Anyone who’s done the tourist trail in Washington DC knows the National Air and Space Museum (part of The Smithsonian) is one of the coolest places on earth.
So it’s very exciting to see ANU announce they’ve signed up with that august body:
The signing of an agreement overnight in Washington DC between the Smithsonian’s National Air and Space Museum and The Australian National University represents a giant leap forward for efforts to build a national astronomy and space science museum at Mount Stromlo.
ANU Vice-Chancellor Professor Ian Chubb AC and National Air and Space Museum Director General John ‘Jack’ Dailey signed the agreement. It sets out the first steps for cooperation that will support the development of a museum to tell the story of Australia’s contribution to space science and space technologies, and celebrate the special role Australian astronomers have played in the exploration of the cosmos.
The signing comes as the University prepares to celebrate the 100th anniversary of the iconic Mount Stromlo Observatory and will see a number of key curatorial staff from Washington come to Canberra in coming months to take part in a planning conference for the proposed museum.
“The National Air and Space Museum in Washington DC is one of the great science museums of the world. We want to build a museum that will inspire our young people, melding science, art, culture and history – and growing our already close relationship with the Smithsonian Institution will ensure that we create something wonderful for Australia,” Professor Chubb said.
Professor Chubb said the museum would draw on the long history of cooperation between the United States and Australia in astronomy and space science, and the Smithsonian Institution has always been part of that cooperation.

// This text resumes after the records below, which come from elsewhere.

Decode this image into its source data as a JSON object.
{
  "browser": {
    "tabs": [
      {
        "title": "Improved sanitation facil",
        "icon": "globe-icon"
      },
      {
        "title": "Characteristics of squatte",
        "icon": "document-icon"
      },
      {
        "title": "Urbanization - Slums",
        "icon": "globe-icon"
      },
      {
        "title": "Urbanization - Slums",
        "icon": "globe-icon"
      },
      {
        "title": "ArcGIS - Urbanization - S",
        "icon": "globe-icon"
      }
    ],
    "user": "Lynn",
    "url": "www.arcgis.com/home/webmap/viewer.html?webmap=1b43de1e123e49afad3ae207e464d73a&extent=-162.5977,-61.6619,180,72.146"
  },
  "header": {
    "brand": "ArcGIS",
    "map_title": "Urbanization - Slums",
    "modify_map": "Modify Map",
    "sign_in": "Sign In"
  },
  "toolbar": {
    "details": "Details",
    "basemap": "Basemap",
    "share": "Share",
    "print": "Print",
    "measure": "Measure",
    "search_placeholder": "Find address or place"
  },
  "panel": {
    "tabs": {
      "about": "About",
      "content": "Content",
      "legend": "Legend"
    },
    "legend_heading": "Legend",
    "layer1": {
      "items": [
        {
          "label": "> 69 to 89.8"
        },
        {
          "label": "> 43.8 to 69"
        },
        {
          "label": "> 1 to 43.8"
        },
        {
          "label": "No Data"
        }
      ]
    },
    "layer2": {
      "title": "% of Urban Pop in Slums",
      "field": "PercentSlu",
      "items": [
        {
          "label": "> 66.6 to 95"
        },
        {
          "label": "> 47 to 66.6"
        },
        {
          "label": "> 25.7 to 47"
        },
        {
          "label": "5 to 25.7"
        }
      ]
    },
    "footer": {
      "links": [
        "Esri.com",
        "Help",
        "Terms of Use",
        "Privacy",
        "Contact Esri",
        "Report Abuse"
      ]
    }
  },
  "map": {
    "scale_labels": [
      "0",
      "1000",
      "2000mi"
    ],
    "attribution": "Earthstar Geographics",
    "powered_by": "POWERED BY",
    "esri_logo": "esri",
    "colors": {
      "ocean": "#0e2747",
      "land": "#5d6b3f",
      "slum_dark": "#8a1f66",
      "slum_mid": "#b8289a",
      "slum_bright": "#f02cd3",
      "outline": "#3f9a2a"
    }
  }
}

All very well to get the ideas but the artefacts might be a bit tougher.
[Photo by Eric Long, National Air and Space Museum, Smithsonian Institution]